→ **Activity**:
Report the count, and only the count, of lines in the records that include the word "ΥΠΟΛΟΙΠΟ".

→ **Material for the task**:
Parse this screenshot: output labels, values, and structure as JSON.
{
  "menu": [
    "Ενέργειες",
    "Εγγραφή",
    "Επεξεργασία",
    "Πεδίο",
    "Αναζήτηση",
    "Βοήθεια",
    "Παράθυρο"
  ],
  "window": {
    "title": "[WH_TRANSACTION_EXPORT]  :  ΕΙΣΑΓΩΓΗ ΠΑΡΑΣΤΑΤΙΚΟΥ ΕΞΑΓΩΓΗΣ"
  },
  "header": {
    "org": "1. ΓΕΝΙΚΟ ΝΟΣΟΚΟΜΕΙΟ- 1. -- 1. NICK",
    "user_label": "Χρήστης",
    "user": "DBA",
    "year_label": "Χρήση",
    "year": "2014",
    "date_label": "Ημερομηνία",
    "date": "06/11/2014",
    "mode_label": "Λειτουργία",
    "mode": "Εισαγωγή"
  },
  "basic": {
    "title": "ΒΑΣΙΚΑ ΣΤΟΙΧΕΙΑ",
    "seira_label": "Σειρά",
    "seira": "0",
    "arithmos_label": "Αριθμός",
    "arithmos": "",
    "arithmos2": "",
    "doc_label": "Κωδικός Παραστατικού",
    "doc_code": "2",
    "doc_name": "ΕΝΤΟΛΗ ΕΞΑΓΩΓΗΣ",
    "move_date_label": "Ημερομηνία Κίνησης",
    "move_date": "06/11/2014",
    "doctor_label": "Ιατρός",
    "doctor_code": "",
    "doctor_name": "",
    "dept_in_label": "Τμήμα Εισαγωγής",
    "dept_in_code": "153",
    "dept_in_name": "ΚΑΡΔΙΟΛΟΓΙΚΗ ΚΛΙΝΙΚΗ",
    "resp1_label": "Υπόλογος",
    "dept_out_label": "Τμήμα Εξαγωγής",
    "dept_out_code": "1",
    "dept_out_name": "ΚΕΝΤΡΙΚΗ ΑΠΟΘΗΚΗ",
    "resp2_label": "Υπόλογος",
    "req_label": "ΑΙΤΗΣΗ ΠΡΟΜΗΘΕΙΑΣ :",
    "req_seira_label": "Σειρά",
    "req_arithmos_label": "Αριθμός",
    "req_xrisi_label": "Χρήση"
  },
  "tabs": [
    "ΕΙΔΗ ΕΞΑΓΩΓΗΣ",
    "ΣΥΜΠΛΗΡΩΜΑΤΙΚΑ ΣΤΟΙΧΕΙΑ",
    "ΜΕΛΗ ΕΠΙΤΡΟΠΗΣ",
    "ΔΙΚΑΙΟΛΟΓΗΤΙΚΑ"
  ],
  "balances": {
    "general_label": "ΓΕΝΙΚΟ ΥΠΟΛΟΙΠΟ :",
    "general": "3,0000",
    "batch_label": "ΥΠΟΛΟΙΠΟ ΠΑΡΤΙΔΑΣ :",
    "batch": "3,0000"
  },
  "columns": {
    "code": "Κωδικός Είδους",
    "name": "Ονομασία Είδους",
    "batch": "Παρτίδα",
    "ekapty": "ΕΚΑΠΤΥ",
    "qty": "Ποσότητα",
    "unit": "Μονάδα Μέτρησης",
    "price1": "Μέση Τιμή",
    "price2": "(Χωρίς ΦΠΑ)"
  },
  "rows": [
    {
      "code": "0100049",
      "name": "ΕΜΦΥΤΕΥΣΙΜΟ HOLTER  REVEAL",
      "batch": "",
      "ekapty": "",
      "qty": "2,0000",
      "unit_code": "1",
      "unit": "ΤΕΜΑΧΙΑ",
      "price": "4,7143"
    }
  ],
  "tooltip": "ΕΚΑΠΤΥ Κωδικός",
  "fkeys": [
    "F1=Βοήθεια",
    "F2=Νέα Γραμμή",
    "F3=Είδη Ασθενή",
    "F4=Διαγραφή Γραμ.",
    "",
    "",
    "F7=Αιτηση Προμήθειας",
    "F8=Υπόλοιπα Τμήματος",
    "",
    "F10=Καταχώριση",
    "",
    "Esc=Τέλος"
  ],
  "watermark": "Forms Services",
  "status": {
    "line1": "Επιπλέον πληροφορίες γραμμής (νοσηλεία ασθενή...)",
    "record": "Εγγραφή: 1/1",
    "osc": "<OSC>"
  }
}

→ **Task result**:
2